(Items from an interface collection)
- Opening Delimiter -

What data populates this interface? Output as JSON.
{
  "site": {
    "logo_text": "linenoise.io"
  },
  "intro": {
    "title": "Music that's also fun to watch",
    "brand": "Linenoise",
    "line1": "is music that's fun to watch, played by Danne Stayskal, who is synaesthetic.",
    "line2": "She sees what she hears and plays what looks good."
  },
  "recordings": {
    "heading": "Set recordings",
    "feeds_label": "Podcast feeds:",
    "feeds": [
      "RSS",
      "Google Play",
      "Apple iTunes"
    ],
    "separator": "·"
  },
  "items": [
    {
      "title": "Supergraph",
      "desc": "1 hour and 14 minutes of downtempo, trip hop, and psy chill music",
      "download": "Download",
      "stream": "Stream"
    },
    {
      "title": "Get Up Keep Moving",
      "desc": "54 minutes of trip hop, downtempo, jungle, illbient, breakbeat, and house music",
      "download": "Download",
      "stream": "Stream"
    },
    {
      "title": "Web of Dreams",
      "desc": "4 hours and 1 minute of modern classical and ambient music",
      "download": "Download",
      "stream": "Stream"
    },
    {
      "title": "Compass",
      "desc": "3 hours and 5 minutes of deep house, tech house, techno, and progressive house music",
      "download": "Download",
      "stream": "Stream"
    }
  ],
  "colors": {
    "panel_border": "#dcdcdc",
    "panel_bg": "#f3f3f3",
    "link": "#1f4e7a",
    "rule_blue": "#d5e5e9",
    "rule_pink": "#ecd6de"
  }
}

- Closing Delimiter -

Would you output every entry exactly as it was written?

What data populates this interface? Output as JSON.
{
  "site": {
    "logo_text": "linenoise.io"
  },
  "intro": {
    "title": "Music that's also fun to watch",
    "brand": "Linenoise",
    "line1": "is music that's fun to watch, played by Danne Stayskal, who is synaesthetic.",
    "line2": "She sees what she hears and plays what looks good."
  },
  "recordings": {
    "heading": "Set recordings",
    "feeds_label": "Podcast feeds:",
    "feeds": [
      "RSS",
      "Google Play",
      "Apple iTunes"
    ],
    "separator": "·"
  },
  "items": [
    {
      "title": "Supergraph",
      "desc": "1 hour and 14 minutes of downtempo, trip hop, and psy chill music",
      "download": "Download",
      "stream": "Stream"
    },
    {
      "title": "Get Up Keep Moving",
      "desc": "54 minutes of trip hop, downtempo, jungle, illbient, breakbeat, and house music",
      "download": "Download",
      "stream": "Stream"
    },
    {
      "title": "Web of Dreams",
      "desc": "4 hours and 1 minute of modern classical and ambient music",
      "download": "Download",
      "stream": "Stream"
    },
    {
      "title": "Compass",
      "desc": "3 hours and 5 minutes of deep house, tech house, techno, and progressive house music",
      "download": "Download",
      "stream": "Stream"
    }
  ],
  "colors": {
    "panel_border": "#dcdcdc",
    "panel_bg": "#f3f3f3",
    "link": "#1f4e7a",
    "rule_blue": "#d5e5e9",
    "rule_pink": "#ecd6de"
  }
}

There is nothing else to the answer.